Camelot’s arrival would coincide with the closing of an alternative school in the district. That school, the Edgewood Student Services Center, which is run by the district, faces its own abuse allegations. According to a civil complaint, a 13-year-old student had his leg amputated after allegedly getting body slammed by a behavioral specialist at the school last fall. The boy’s mother is seeking $25 million in damages and costs from school district personnel, including Lewis.
Lewis was aware of the report in Slate and ProPublica before he recommended Camelot to the school board, according to the Ledger-Enquirer. But Lewis, who did not return multiple phone calls, was quoted in the Ledger-Enquirer as saying that he appreciates Camelot’s “face-to-face programming,” as opposed to online instruction offered by many alternative school contractors. Lewis also contacted Hite, the Philadelphia superintendent, who assured him that Philadelphia did not have serious concerns about Camelot.
Still, Lewis asked the board on Monday night to delay the vote. It is now expected to be held April 10.
“We are working closely with the Muscogee County School District and welcome the opportunity to meet parents and other community members,” said Dorn, the Camelot spokesman.
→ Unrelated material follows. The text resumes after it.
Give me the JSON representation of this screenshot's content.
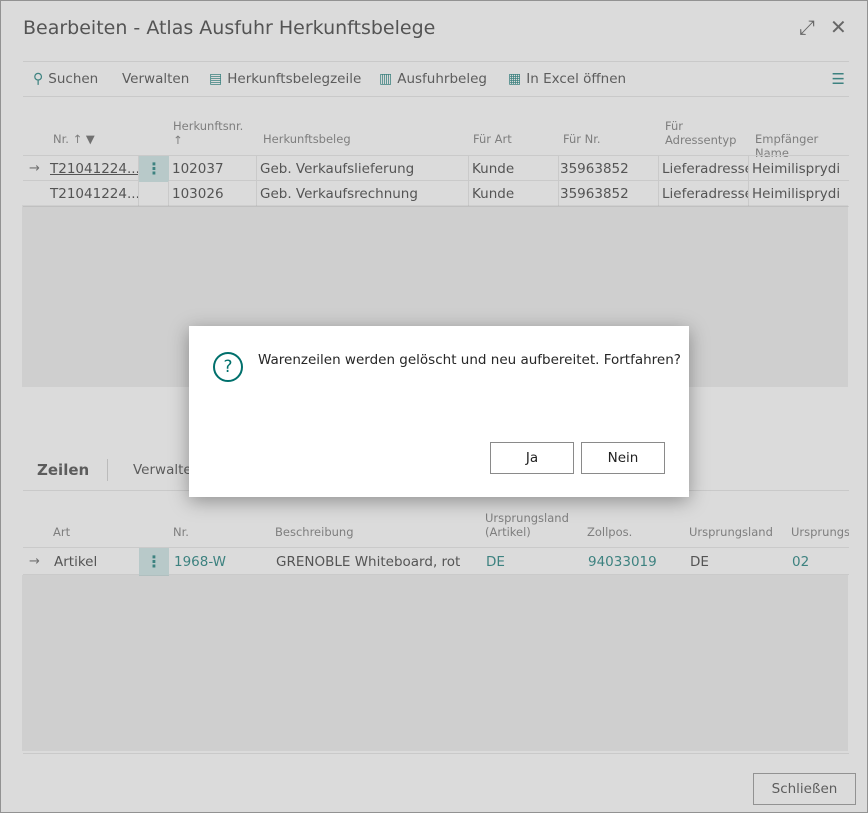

The Teacher Project is an education reporting fellowship based at Columbia Journalism School dedicated to covering the issues facing families and teachers.